*** Block opens ***

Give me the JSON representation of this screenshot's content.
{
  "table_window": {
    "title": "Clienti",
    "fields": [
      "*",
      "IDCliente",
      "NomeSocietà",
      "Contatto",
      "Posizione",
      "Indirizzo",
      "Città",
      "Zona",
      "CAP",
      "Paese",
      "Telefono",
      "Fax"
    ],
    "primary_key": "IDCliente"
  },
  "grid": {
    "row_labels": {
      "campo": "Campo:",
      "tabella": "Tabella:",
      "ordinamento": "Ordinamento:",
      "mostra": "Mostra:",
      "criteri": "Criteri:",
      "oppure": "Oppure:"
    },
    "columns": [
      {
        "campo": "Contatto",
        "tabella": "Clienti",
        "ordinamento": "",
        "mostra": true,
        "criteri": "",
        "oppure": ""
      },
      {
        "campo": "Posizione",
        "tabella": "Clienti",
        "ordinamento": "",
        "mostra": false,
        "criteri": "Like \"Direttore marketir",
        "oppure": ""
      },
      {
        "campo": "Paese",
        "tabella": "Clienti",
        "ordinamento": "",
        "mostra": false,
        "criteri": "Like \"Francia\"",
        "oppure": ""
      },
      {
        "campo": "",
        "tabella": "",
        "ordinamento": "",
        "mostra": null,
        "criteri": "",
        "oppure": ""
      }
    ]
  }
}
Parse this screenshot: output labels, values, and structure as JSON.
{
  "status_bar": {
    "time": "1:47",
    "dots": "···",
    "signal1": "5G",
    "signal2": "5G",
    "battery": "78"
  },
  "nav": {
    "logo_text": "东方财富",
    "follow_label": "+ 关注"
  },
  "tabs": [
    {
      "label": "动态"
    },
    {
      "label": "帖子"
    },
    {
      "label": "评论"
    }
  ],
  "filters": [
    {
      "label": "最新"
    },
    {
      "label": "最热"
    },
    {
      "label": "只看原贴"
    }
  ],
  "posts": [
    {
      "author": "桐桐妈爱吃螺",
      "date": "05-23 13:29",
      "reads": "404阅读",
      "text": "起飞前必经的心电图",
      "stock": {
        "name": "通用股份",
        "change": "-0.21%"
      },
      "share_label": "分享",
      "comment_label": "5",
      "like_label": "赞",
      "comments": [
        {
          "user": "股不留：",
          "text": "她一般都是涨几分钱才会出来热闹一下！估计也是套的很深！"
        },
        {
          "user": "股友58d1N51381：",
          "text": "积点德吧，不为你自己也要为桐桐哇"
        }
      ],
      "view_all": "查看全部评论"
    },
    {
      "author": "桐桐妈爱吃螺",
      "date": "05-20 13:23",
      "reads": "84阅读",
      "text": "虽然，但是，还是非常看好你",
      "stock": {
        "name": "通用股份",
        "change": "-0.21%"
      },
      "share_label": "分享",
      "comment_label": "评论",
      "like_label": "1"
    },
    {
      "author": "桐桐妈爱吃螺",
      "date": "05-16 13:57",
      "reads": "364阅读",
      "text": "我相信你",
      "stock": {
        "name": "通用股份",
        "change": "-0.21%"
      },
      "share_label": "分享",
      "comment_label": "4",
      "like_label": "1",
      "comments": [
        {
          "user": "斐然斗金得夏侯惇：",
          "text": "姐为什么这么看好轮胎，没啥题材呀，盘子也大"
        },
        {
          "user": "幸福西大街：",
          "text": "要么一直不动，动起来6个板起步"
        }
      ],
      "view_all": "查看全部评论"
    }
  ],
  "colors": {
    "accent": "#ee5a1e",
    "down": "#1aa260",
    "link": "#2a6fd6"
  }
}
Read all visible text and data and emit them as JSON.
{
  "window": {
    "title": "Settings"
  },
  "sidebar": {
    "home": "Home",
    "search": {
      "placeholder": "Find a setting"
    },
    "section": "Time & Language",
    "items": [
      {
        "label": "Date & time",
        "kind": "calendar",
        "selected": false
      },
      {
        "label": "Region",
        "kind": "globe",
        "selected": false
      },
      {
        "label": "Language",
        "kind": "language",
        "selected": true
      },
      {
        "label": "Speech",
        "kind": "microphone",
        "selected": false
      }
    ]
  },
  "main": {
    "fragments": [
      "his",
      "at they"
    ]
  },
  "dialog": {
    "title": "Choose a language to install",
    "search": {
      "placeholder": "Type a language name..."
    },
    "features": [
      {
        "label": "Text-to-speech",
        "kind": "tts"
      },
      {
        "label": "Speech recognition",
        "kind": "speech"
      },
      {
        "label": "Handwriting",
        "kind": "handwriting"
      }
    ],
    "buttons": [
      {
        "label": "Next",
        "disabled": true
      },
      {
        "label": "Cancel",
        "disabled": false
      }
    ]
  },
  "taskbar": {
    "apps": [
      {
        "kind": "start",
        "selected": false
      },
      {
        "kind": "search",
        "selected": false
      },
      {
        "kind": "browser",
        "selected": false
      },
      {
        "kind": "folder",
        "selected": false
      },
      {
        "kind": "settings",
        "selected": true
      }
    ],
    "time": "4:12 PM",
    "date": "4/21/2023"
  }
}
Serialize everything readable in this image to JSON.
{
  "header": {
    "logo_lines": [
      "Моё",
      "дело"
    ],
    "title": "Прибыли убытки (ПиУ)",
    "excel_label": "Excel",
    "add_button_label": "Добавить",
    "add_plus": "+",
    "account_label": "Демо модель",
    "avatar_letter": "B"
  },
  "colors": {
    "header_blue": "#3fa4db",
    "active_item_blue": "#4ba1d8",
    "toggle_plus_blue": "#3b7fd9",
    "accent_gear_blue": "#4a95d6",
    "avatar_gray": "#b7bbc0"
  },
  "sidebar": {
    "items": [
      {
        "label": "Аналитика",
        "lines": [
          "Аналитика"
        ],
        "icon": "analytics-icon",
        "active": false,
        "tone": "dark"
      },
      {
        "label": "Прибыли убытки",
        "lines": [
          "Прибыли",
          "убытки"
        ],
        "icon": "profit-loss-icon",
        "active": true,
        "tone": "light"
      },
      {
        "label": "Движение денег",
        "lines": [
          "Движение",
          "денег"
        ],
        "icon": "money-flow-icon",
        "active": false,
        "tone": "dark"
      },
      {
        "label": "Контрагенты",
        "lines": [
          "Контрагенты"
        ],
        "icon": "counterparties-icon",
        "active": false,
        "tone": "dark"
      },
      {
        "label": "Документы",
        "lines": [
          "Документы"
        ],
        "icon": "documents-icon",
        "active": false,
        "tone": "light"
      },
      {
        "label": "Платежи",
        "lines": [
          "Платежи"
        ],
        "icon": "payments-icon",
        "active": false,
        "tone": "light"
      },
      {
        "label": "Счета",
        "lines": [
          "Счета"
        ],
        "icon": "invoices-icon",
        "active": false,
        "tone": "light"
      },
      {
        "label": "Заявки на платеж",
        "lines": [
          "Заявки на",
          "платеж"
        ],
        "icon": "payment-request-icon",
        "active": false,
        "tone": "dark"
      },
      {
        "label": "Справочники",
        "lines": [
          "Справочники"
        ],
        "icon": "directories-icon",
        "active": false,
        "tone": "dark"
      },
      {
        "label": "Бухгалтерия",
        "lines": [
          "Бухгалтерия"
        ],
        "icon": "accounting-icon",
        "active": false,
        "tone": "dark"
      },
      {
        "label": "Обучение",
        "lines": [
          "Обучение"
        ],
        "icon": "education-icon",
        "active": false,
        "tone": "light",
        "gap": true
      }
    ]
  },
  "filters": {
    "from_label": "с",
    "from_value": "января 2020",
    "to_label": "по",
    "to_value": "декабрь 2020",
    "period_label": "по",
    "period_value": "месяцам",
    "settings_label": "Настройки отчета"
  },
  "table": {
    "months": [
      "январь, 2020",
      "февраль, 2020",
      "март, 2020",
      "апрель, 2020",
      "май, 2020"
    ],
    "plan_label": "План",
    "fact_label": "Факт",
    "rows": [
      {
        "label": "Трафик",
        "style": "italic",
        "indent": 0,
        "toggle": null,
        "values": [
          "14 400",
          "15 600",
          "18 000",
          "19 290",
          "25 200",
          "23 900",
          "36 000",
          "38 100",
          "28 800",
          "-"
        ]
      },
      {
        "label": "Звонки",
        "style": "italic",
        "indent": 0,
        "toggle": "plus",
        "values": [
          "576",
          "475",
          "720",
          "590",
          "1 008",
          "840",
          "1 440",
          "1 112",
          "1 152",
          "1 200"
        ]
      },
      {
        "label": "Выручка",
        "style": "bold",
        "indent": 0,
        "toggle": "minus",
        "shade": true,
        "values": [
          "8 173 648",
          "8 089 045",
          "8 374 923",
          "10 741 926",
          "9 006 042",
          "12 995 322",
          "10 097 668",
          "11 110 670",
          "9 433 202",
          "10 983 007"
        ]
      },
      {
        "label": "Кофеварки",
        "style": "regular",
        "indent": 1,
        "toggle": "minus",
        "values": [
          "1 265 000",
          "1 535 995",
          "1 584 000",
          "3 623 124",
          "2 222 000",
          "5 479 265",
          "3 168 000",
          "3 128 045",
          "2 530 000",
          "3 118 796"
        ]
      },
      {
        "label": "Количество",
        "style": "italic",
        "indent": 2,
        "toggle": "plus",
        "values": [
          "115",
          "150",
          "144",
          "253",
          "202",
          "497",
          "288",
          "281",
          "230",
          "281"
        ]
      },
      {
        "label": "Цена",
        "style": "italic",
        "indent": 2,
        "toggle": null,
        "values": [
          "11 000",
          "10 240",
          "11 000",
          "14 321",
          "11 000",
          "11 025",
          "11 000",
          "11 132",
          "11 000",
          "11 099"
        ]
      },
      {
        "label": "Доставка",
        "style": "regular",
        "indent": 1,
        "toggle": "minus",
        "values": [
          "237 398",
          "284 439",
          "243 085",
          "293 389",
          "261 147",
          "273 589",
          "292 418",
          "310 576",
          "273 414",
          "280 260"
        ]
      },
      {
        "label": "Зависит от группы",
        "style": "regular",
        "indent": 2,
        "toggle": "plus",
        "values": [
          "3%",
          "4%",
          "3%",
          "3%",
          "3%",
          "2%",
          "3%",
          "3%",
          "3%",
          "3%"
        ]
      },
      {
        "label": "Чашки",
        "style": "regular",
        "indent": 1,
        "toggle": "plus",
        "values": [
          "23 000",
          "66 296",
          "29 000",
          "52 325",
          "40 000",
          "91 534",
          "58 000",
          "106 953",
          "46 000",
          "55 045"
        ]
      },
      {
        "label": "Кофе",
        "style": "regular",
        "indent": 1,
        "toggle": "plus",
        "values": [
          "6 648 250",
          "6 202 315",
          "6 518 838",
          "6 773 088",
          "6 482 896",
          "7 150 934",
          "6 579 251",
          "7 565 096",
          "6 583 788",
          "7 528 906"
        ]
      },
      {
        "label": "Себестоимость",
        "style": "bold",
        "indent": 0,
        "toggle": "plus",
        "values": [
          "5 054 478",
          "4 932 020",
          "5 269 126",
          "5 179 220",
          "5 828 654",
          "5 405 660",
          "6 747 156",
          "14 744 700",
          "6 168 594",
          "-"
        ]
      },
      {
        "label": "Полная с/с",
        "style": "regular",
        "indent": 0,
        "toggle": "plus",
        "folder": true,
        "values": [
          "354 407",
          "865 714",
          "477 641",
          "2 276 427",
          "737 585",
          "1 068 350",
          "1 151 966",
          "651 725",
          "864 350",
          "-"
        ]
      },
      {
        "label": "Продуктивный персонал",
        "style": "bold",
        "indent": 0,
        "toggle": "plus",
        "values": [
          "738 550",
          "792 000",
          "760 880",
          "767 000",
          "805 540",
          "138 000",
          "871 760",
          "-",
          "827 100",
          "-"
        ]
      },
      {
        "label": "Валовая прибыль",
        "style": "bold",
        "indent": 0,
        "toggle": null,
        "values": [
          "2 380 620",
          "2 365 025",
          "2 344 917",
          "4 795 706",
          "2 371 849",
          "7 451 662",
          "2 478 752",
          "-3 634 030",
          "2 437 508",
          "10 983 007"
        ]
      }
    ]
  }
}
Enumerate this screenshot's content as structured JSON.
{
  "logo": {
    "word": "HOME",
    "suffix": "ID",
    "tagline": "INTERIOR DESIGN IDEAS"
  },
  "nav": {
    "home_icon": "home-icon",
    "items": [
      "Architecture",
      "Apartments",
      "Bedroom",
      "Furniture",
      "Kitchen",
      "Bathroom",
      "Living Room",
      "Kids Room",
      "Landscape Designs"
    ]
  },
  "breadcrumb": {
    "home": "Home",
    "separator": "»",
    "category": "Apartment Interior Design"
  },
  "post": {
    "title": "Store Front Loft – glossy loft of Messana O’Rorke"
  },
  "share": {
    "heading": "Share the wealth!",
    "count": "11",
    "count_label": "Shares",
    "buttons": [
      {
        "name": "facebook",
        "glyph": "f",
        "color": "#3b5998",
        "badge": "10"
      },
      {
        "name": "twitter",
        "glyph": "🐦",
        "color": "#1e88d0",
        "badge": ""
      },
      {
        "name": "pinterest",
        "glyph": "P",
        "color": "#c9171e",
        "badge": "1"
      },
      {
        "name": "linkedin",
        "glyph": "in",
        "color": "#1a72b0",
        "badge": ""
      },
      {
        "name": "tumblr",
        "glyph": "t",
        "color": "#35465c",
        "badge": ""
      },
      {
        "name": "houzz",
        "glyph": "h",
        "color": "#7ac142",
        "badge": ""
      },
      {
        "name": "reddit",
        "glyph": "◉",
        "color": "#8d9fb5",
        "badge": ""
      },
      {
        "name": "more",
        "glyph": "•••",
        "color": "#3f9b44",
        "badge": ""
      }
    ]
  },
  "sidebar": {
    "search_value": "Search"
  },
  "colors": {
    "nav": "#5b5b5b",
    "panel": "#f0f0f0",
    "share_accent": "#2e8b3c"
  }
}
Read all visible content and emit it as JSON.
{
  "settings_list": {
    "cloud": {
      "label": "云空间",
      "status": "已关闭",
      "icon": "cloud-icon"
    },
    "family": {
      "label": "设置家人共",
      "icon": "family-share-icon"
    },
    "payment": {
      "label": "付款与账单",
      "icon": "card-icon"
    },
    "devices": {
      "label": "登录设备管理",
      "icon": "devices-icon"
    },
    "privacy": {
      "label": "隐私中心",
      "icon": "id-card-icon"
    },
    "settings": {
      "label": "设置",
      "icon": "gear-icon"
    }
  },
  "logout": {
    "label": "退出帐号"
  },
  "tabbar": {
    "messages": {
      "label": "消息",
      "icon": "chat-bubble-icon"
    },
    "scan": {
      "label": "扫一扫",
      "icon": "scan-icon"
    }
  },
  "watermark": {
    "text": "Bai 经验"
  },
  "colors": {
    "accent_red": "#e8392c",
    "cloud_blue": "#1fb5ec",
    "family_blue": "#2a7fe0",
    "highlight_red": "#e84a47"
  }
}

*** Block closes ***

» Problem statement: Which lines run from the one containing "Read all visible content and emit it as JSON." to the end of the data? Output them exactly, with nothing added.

» Written answer:
Read all visible content and emit it as JSON.
{
  "settings_list": {
    "cloud": {
      "label": "云空间",
      "status": "已关闭",
      "icon": "cloud-icon"
    },
    "family": {
      "label": "设置家人共",
      "icon": "family-share-icon"
    },
    "payment": {
      "label": "付款与账单",
      "icon": "card-icon"
    },
    "devices": {
      "label": "登录设备管理",
      "icon": "devices-icon"
    },
    "privacy": {
      "label": "隐私中心",
      "icon": "id-card-icon"
    },
    "settings": {
      "label": "设置",
      "icon": "gear-icon"
    }
  },
  "logout": {
    "label": "退出帐号"
  },
  "tabbar": {
    "messages": {
      "label": "消息",
      "icon": "chat-bubble-icon"
    },
    "scan": {
      "label": "扫一扫",
      "icon": "scan-icon"
    }
  },
  "watermark": {
    "text": "Bai 经验"
  },
  "colors": {
    "accent_red": "#e8392c",
    "cloud_blue": "#1fb5ec",
    "family_blue": "#2a7fe0",
    "highlight_red": "#e84a47"
  }
}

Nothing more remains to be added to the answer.